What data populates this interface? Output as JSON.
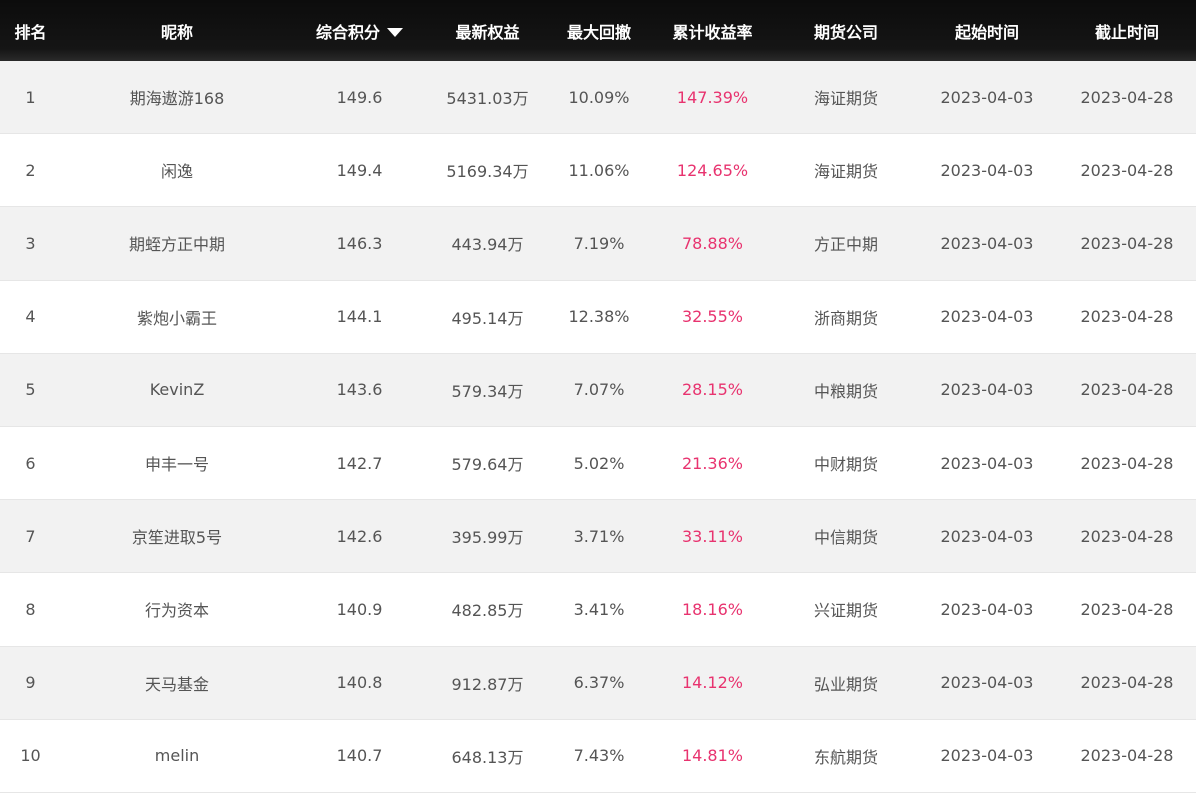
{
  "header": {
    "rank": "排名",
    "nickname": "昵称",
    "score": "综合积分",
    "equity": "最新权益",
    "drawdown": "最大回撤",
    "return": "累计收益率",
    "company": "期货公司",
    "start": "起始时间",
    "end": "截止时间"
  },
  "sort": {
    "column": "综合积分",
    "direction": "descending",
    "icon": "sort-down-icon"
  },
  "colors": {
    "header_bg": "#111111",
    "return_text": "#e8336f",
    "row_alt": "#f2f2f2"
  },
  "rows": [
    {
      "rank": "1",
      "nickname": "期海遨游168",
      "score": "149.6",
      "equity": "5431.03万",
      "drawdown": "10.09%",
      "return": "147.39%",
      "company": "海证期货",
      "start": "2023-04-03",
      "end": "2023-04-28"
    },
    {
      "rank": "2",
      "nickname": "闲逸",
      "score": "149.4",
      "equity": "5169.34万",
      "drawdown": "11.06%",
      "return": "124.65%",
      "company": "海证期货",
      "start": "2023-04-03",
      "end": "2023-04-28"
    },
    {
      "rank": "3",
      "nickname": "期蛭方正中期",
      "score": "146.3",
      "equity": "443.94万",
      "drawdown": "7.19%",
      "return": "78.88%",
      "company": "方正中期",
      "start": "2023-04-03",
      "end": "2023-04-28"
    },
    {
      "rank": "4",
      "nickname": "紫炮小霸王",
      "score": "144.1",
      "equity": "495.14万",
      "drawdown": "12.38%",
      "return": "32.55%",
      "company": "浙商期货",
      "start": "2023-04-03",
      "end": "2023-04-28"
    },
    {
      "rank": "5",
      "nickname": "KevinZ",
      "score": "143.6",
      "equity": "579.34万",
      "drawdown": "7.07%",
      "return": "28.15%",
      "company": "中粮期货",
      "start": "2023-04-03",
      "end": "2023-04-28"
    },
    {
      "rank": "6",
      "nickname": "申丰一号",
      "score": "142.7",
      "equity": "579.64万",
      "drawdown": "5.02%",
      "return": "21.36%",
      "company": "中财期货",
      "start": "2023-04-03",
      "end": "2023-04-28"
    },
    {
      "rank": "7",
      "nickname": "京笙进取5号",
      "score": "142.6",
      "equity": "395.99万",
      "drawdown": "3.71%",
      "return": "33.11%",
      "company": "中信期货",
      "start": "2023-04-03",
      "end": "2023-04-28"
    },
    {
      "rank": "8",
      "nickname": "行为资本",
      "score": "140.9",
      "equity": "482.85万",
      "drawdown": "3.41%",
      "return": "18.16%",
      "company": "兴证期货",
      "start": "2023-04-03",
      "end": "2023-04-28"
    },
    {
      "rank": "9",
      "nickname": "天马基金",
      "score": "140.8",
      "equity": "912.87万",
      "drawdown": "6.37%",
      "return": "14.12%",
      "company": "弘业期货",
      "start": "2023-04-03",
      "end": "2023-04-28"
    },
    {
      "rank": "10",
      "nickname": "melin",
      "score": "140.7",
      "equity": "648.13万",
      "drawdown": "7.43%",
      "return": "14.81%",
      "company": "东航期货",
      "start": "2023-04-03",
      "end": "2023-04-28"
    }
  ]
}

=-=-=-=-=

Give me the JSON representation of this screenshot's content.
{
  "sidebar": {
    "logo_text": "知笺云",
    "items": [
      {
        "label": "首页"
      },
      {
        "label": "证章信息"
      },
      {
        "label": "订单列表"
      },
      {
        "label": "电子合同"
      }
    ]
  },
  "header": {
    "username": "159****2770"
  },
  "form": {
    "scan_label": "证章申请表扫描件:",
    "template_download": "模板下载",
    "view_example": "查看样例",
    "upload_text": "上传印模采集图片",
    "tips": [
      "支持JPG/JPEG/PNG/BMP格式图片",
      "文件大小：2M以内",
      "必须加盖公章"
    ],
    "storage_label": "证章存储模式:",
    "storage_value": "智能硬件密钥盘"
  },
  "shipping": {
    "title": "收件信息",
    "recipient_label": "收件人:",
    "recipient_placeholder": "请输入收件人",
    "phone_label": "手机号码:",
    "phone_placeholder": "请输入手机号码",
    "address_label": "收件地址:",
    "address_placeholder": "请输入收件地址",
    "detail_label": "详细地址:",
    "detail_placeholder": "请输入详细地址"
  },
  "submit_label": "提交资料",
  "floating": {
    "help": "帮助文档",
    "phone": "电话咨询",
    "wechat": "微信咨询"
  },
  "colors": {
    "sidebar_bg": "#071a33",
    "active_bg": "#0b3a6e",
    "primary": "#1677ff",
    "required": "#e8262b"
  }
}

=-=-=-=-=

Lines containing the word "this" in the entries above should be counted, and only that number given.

▶ [Expected output]
2